While all of the speakers were memorable, from Atul Gawande’s personal story to Ben Vereen’s moving acapella performance, Arianna Huffington’s discussion inspired me the most.
As Huffington put it, when it comes to stress in our lives, burnout is the disease of our time. In America, we pride ourselves on working hard and often define success often in terms of money and power, putting our minds and bodies through whatever it takes to get ahead. However, we need to stop defining “success” in that way, and rather open ourselves up to what Huffington describes in her book, Thrive, as the “third metric”: Well-being, wisdom, wonder and giving.
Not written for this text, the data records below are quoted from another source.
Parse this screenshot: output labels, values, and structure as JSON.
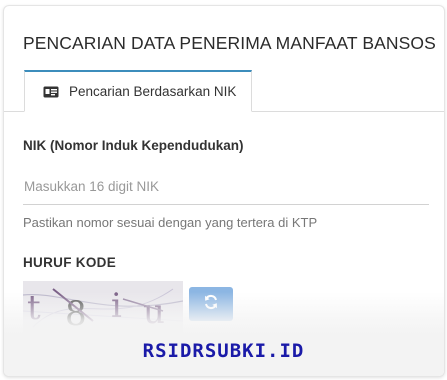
{
  "card": {
    "title": "PENCARIAN DATA PENERIMA MANFAAT BANSOS"
  },
  "tabs": [
    {
      "label": "Pencarian Berdasarkan NIK",
      "icon": "id-card-icon",
      "active": true
    }
  ],
  "form": {
    "nik_label": "NIK (Nomor Induk Kependudukan)",
    "nik_value": "",
    "nik_placeholder": "Masukkan 16 digit NIK",
    "nik_help": "Pastikan nomor sesuai dengan yang tertera di KTP",
    "captcha_label": "HURUF KODE",
    "captcha_text": "t8iu",
    "refresh_icon": "refresh-icon"
  },
  "watermark": "RSIDRSUBKI.ID",
  "colors": {
    "tab_accent": "#3c8dbc",
    "refresh_button": "#8cb6e3",
    "watermark": "#1a1aa8"
  }
}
These are the elements that we should be paying attention to in order to lead more fulfilling lives.
Huffington also talked about the need to disconnect ourselves from technology, which resonated with me as I stood there holding my two different iPhones. She talked about how we need to create sacred spaces for ourselves that don’t involve technology. For example, when out to dinner with a friend, don’t leave your phone on the table, because even if you’re not using it, it is still disrupting the dynamic of your interaction. Huffington’s advice? Thirty minutes before bed, “gently escort your electronic device out of your bedroom.” When you wake up, take a moment to set an intention and remind yourself what you are grateful for, as opposed to reaching your arm out of bed to immediately check your email.
As a 27 year-old professional, these messages definitely hit home with me and the audience was empowered by it as well. So hopefully, after you’ve read this on your electronic device, you will put it down, step outside or take a moment to yourself and think about a simple change you can make in your life to create your own success.